- [Entries taken from a collection]

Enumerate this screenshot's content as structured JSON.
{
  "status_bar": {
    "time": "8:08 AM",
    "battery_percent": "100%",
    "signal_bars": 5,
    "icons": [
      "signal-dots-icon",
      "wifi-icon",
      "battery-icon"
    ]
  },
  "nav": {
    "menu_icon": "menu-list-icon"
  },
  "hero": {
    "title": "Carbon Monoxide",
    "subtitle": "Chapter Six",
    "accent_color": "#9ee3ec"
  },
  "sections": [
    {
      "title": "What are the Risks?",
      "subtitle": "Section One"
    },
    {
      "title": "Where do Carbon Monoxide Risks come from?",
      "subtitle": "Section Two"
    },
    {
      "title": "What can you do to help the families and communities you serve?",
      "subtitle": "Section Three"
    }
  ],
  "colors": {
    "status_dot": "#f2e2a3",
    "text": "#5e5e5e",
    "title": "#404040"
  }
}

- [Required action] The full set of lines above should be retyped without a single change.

- [Task output]
Enumerate this screenshot's content as structured JSON.
{
  "status_bar": {
    "time": "8:08 AM",
    "battery_percent": "100%",
    "signal_bars": 5,
    "icons": [
      "signal-dots-icon",
      "wifi-icon",
      "battery-icon"
    ]
  },
  "nav": {
    "menu_icon": "menu-list-icon"
  },
  "hero": {
    "title": "Carbon Monoxide",
    "subtitle": "Chapter Six",
    "accent_color": "#9ee3ec"
  },
  "sections": [
    {
      "title": "What are the Risks?",
      "subtitle": "Section One"
    },
    {
      "title": "Where do Carbon Monoxide Risks come from?",
      "subtitle": "Section Two"
    },
    {
      "title": "What can you do to help the families and communities you serve?",
      "subtitle": "Section Three"
    }
  ],
  "colors": {
    "status_dot": "#f2e2a3",
    "text": "#5e5e5e",
    "title": "#404040"
  }
}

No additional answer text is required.